I had never previously sampled the particular omelet I ordered and it was fascinating in its construction. The meat was packed inside, and the two cheese slices were laid like a blanket on top, slightly melted. There was a bit of cheese inside, but not too much. It was not as legendary as my companion’s breakfast choice, but still great with the biscuits and gravy, which are worth recommending for a few reasons. One, the amount of meat in the gravy is perfect — enough to taste it, but not too much to make it greasy. The biscuits were brushed with an egg wash for a slightly crunchy top, but had both substance and a tear-away texture without crumbliness. If you try these and agree with me, get a “stacker,” which is like an omelet presented on a biscuit with gravy and cheese. It’s a knife-and-fork experience.
On other visits we’ve been so impressed by the breakfast burritos ($10), which are large enough to look like they’re designed for someone who’s going to burn hundreds of calories with physical labor that day. If you have an office job, share this sucker or take half of it home. It’s made with eggs, hash browns and cheese inside with a choice of five meats (bacon, ham, sausage, chile verde or chorizo), with your choice of salsa or gravy inside.
Another old favorite besides the pastrami sandwich ($10, good with Swiss or pepper jack cheese on that French roll) is the chili size burger ($9.75) or the avocado or mushroom cheeseburger (each $9.75). This is one of the few places that still serves a good old-fashioned deep-fried Monte Cristo sandwich ($9.50) made with turkey, Swiss cheese and ham on that thick Texas toast.
The restaurant’s tables have ads imbedded underneath plastic for local businesses and real estate agents. The natural wood walls have all sorts of creations hanging: tools, old pictures, farm implements.
Service as we mentioned is a plus. Everyone who works there looks happy to be there. You can’t fake that.

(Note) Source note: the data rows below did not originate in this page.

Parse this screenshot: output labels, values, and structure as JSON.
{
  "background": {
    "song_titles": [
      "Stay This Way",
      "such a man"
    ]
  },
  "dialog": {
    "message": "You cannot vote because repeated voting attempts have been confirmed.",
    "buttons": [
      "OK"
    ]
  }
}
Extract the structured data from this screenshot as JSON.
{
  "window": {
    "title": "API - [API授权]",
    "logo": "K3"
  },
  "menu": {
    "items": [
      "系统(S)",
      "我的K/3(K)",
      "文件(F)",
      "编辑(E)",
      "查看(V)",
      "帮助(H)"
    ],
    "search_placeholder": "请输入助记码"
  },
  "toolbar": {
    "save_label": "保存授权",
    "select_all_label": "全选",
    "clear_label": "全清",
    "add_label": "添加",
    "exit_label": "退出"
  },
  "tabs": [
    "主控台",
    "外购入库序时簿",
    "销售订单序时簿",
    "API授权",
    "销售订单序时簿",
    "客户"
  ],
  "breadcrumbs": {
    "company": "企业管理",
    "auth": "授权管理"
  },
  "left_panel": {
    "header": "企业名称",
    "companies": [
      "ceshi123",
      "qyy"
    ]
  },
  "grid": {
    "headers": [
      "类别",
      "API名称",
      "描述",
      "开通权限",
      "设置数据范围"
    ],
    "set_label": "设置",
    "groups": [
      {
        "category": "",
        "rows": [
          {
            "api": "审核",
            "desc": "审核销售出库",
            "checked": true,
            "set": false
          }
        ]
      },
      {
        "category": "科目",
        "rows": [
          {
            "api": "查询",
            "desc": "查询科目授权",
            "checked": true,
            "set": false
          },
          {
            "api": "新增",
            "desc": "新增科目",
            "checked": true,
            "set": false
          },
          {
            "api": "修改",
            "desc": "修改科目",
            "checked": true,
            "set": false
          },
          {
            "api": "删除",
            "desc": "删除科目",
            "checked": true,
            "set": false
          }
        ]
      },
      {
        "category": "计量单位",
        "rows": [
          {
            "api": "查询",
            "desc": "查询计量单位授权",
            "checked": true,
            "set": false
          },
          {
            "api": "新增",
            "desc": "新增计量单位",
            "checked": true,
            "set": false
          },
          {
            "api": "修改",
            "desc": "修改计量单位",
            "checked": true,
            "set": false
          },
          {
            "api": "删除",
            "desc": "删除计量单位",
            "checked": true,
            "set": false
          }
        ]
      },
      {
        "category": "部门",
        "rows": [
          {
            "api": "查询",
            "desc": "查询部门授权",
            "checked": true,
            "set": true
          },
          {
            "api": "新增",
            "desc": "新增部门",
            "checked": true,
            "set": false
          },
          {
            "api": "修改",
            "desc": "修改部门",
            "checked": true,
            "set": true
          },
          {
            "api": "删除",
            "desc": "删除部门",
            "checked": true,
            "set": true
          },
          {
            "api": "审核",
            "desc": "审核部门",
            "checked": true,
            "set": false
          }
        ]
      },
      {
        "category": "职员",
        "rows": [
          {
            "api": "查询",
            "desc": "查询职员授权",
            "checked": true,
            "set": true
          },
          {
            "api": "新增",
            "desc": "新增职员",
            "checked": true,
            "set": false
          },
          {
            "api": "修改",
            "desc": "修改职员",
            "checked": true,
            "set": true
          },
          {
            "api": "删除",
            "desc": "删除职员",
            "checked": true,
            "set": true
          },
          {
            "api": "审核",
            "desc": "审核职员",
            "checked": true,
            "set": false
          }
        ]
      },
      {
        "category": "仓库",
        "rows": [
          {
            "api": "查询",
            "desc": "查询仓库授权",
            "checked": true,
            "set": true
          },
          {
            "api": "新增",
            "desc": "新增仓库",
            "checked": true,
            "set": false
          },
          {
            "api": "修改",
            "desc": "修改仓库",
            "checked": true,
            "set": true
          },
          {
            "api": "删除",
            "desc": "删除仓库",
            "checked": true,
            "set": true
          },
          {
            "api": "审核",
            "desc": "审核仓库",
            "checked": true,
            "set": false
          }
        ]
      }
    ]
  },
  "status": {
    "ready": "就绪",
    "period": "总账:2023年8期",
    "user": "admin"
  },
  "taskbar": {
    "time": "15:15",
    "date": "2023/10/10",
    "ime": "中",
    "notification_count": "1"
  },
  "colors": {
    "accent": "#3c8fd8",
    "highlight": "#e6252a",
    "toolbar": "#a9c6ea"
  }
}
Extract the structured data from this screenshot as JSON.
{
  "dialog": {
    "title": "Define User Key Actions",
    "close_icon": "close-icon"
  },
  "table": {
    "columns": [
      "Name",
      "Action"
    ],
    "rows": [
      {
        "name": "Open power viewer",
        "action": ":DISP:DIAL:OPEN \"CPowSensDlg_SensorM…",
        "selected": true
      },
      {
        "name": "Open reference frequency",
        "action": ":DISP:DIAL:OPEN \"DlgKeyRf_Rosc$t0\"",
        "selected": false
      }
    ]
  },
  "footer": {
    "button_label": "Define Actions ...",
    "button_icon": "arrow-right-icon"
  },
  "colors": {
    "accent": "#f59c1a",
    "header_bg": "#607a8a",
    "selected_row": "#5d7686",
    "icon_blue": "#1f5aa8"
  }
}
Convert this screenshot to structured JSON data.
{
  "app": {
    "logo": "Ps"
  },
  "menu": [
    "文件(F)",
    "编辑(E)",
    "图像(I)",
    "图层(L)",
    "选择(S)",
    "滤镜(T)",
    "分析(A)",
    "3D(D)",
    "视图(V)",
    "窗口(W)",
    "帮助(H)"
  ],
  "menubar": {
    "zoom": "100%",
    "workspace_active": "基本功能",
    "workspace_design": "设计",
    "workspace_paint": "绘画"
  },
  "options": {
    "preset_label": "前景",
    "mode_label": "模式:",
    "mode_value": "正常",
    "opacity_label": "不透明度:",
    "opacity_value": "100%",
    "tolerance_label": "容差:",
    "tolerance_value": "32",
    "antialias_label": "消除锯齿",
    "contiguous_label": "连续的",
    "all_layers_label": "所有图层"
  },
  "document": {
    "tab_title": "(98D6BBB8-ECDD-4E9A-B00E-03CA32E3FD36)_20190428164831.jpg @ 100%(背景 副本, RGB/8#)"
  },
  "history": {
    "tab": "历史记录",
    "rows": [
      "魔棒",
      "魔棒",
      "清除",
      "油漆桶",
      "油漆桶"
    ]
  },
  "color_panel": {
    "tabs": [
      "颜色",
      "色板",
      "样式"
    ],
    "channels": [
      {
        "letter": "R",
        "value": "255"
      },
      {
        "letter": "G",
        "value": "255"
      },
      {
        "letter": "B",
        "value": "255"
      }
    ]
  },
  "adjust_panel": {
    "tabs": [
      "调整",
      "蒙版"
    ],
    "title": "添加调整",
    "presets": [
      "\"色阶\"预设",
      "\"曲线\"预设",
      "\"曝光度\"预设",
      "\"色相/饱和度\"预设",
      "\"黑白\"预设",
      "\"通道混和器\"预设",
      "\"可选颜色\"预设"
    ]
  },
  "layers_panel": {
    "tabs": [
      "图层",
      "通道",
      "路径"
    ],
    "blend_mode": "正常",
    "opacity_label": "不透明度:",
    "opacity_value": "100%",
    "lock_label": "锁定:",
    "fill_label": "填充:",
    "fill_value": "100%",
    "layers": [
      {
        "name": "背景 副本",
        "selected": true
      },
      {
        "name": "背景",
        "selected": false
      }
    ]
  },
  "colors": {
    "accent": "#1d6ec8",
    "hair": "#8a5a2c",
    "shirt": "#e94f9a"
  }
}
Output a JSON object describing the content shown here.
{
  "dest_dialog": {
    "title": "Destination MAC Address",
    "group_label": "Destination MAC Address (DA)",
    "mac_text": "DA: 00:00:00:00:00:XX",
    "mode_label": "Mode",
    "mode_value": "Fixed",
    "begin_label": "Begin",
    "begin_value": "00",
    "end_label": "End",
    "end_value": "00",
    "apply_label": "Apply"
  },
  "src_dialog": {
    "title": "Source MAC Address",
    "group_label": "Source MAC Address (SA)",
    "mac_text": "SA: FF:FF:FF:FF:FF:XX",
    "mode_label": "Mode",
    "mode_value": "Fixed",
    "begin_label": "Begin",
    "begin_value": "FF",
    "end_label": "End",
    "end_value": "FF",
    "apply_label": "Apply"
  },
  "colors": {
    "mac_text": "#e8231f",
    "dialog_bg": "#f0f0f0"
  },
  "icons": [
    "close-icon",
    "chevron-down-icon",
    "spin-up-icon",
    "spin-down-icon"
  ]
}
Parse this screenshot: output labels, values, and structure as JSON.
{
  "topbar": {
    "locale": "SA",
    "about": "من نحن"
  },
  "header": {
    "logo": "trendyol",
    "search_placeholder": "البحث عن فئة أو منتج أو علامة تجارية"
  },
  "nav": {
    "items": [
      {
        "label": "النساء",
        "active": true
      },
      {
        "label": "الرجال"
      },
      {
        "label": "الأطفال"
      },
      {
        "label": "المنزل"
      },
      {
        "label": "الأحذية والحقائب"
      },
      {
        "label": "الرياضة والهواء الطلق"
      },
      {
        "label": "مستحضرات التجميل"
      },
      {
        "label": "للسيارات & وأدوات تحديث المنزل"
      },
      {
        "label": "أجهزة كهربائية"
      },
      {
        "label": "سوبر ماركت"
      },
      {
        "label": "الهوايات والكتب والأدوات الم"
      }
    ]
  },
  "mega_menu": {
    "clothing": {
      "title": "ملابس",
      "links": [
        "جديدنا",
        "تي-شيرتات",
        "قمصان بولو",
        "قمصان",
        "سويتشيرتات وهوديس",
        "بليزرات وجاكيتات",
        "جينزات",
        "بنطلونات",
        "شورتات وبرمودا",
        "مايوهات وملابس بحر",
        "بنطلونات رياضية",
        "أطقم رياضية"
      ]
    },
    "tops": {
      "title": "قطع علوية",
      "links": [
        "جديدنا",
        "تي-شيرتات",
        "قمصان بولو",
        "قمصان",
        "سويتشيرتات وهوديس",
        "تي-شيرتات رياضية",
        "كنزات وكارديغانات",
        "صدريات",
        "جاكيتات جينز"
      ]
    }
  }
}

Cope’s Knotty Pine can be recommended for a fine dining experience.
Pete Tittl’s Dining Out column appears here on Sundays. Email him at firstname.lastname@example.org.